#StayScared – Halloween Fun Facts
The term Halloween originates from the term All Hollows‘ Eve and describes the rural customs on the evening and the night before All Saints Day, meaning the night between the 31st of October and the 1st of November. These customs were originally most common in Irish Catholicism, but to us they are mostly present in the United States. The reason for Halloween being so popular in America is, that the Irish emigrants maintained their customs after having emigrated into the United Staetes, in order to commemorate their home country. You will find even more Fun Facts regarding Halloween in the following article.
- Next to Christmas, Halloween is the second most commercialized Holiday in the United States. Americans spend about 6.9 Billion Dollars on Halloween, with most of the money being used for candy, costumes and parties. Surprisingly a lot of the money also goes towards buying costumes for pets.
- The average American eats about 1.6kg of candy on Halloween, which equals the weight of a small Chihuahua.

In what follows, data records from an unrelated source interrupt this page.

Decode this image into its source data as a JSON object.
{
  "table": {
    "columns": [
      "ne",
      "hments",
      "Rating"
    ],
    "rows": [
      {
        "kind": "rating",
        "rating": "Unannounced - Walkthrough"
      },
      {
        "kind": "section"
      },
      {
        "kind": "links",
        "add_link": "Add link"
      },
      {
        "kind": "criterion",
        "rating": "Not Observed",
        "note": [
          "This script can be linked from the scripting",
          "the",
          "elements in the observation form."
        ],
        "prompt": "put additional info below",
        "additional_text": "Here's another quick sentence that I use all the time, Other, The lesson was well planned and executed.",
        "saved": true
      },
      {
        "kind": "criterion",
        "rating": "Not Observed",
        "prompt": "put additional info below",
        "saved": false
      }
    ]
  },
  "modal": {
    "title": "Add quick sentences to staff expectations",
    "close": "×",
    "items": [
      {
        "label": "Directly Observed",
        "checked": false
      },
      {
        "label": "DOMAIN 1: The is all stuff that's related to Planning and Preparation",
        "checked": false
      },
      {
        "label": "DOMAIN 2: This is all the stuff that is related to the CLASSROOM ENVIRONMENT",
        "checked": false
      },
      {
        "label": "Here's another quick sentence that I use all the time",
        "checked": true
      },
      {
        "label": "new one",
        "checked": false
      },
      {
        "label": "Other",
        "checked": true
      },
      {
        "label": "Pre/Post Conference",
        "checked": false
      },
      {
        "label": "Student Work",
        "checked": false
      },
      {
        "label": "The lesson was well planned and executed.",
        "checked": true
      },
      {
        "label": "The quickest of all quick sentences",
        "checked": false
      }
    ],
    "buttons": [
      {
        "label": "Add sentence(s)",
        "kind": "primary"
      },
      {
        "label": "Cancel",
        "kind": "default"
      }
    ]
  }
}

- The heaviest pumpkin worldwide was grown in the garden of a man from Switzerland: It weighed almost 1,054kg, which is almost as much as a small car.
- Halloween finds its routes in Ireland. In Ireland they started celebrating “Samhain” 2000 years ago as the end of the harvesting period, because supposedly a lot of ghosts were roaming the earth on the last day of the year.
- Samhainophobia is a phobia describing a persistent, abnormal and unwarranted fear of Halloween or Samhain.
- In 1991 Halloween first arrived in Germany. During that time there was a war in Iraq and the Germans thought it wouldn’t be suitable to have a giant carnival celebration. However, the toy stores were filled with costumes, so the industry was in need of a different holiday where people would dress up.
- In England Halloween is only celebrated with family and close friends and is known as “Nutcrack Night”. The name comes from the custom of laying nuts in the fireplace with your significant other and seeing whether they are going to explode. If they explode with a loud bang, they are supposed to promise genuine love.
- The “Dia de los Muertos” is often wrongly titled as the Mexican version of Halloween. The confusion, however, is very understandable since Halloween as well as el Dia de los Muertos focuses on scary costumes and the general topic of death. The difference lies in the fact, that Halloween is based on the fear of death and ghosts and the Mexican Day of the Dead welcomes death with open arms and even celebrates it.
- In Japan they don’t celebrate Halloween, but the so called O-bon in honor of the deceased ancestors. On this holiday in the middle of August families get together in their hometown every year in order to maintain the grave of their family and to call on the ghosts of their deceased family members. In some villages, they place lanterns on rivers in order to light their ancestors the way back to their realm.
- The Spanish bake so called Huesos de Santo (Bones of the saints) and lay them on the graves of the deceased.
Happy Halloween and #StayScared!